The Living New Deal Project at UC Berkeley has released an awesome interactive map showing every New Deal project in the country. Since the New Deal spanned from Alaska to Puerto Rico and Panama, you need a very wide view to take it all in:
But you can also zoom in on particular spots if you're interested. Here's the New Deal in northern New England, where it was responsible for everything from school improvements in Ashland, ME to campgrounds in the White Mountain National Forest to a bridge in Portsmouth, New Hampshire.
Some New Deal-era projects are no longer with us, but many are still vital elements of the national fabric. Of course, not all the changes were necessarily changes for the better. Around where I live, the New Deal financed some vital civic improvements like the completion of Malcolm X / Meridian Hill Park, but also things like the tunnels under Scott Circle and Thomas Circle that disrupted the urban fabric for the sake of suburban commuters.
Today, with interest rates at record lows and no inflation in sight, you might think the government would be undertaking a comparable surge of investment projects. Instead, after a brief-but-significant boost in 2010 associated with the federal stimulus bill, government investment has been falling:

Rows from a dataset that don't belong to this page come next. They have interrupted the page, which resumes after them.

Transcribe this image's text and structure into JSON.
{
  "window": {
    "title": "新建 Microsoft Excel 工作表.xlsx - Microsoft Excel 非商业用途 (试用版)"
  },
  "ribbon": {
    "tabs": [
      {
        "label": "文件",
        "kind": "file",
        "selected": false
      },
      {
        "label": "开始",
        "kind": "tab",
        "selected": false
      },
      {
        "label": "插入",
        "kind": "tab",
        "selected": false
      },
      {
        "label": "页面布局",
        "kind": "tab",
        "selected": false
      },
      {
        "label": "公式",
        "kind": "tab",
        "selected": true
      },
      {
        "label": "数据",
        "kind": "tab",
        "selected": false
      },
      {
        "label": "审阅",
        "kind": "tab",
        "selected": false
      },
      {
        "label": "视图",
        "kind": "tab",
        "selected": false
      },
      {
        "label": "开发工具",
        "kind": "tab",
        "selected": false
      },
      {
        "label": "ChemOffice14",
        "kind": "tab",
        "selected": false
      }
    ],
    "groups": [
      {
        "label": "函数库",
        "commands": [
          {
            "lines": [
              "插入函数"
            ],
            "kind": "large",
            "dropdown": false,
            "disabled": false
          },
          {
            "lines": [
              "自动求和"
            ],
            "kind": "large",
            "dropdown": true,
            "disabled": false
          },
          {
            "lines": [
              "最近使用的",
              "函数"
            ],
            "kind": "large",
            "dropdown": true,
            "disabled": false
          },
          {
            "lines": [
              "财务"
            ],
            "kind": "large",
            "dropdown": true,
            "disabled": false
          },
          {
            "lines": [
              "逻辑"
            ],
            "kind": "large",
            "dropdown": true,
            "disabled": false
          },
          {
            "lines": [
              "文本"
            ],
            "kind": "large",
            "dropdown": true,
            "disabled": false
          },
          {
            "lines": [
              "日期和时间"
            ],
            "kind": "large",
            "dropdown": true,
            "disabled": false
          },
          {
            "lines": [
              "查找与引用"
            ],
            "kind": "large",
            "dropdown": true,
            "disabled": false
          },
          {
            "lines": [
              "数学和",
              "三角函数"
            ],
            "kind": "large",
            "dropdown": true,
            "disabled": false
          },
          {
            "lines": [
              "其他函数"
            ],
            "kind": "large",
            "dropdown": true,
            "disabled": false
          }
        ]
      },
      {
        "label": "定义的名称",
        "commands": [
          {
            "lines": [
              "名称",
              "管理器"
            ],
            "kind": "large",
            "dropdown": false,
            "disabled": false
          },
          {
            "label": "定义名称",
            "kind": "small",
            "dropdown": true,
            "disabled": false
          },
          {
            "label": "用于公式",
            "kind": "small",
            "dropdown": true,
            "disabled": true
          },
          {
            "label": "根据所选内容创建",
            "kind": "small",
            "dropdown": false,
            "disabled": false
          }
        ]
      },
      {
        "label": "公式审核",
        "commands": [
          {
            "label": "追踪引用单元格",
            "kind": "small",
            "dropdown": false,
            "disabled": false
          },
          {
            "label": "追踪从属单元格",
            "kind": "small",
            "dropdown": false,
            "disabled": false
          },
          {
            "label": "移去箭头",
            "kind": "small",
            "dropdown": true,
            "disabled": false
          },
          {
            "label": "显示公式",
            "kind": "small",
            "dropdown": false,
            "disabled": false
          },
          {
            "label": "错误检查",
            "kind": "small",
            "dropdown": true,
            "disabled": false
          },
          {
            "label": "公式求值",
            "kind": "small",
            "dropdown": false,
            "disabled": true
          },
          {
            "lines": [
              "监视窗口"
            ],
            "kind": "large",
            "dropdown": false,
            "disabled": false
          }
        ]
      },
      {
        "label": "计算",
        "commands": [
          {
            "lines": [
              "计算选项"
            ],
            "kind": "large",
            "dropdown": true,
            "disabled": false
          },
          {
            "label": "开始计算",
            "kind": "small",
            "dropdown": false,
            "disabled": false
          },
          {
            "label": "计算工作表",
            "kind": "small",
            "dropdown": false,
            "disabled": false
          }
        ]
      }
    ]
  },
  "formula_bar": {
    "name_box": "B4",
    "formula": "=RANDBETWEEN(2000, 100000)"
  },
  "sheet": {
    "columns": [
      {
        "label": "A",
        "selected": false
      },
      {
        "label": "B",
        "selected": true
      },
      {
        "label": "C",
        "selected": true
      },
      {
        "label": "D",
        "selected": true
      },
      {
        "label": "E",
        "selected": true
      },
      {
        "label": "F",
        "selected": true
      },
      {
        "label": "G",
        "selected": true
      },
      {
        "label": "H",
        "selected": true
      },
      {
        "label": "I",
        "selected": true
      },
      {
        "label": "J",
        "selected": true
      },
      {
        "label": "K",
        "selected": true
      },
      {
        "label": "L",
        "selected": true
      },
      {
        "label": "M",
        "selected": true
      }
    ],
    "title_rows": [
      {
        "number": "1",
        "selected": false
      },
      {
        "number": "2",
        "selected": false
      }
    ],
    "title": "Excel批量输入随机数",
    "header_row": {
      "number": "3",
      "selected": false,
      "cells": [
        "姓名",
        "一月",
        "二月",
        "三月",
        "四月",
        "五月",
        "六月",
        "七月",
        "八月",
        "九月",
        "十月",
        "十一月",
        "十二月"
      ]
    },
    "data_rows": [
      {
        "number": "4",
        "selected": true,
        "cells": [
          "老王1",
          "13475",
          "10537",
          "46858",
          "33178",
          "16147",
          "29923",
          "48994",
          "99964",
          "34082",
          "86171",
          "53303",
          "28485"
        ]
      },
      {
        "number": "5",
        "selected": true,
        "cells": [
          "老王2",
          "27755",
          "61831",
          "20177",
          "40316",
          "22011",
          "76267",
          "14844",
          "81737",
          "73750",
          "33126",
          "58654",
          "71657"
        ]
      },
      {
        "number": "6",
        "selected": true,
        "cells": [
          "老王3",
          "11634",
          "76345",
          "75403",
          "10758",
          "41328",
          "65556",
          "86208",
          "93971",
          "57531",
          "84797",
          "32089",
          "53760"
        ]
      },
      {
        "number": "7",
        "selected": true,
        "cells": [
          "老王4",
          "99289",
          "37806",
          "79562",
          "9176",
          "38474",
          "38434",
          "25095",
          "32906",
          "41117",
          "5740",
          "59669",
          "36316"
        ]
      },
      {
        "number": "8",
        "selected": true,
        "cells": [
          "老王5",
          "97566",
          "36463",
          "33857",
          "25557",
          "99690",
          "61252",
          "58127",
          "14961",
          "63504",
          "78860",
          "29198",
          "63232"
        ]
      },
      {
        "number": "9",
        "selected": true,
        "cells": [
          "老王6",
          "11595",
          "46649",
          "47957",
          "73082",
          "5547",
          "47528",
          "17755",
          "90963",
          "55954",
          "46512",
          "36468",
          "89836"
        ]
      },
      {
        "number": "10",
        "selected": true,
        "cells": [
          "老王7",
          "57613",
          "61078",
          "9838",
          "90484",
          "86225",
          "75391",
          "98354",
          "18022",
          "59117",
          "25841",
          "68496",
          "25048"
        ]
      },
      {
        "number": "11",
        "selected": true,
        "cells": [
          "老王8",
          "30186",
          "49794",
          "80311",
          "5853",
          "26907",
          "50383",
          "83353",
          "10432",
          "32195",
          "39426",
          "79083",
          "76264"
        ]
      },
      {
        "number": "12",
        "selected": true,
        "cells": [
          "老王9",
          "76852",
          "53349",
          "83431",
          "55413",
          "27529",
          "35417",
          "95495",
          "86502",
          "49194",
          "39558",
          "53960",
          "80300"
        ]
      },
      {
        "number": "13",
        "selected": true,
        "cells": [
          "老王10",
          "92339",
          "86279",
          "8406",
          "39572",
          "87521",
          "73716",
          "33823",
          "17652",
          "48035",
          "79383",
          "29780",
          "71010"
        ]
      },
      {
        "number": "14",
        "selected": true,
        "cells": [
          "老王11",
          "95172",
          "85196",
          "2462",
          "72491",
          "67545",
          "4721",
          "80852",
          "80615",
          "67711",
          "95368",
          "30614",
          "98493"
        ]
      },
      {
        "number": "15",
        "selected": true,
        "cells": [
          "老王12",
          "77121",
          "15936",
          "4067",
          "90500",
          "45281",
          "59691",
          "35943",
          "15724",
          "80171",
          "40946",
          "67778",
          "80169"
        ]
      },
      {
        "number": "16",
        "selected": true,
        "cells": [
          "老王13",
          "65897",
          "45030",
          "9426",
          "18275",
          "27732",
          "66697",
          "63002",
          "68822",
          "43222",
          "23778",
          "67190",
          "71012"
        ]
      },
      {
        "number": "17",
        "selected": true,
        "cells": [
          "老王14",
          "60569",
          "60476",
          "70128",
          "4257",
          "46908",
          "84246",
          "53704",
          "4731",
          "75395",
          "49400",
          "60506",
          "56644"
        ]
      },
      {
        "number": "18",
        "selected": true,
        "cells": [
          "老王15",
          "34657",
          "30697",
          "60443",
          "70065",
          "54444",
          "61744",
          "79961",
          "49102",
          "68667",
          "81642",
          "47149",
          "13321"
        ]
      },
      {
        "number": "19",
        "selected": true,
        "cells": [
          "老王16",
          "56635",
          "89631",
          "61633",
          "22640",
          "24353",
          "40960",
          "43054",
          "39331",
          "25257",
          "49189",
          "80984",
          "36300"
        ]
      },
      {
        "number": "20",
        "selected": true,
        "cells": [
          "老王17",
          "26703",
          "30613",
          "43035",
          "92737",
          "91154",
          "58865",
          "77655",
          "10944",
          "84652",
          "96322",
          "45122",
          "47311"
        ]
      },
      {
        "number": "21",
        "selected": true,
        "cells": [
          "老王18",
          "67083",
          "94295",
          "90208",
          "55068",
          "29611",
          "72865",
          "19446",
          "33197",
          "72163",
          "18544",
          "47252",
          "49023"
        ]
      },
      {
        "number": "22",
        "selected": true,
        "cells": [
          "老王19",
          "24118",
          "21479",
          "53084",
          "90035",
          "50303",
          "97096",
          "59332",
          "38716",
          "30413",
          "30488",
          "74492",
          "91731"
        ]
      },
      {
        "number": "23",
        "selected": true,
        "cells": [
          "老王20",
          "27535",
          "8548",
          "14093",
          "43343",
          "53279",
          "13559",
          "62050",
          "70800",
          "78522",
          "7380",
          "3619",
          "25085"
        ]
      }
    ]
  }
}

The politics behind this are well known at this point and there's no need to rehash them, but suffice it to say that we abandoned the idea of fueling the recovery with these kinds of projects far too soon.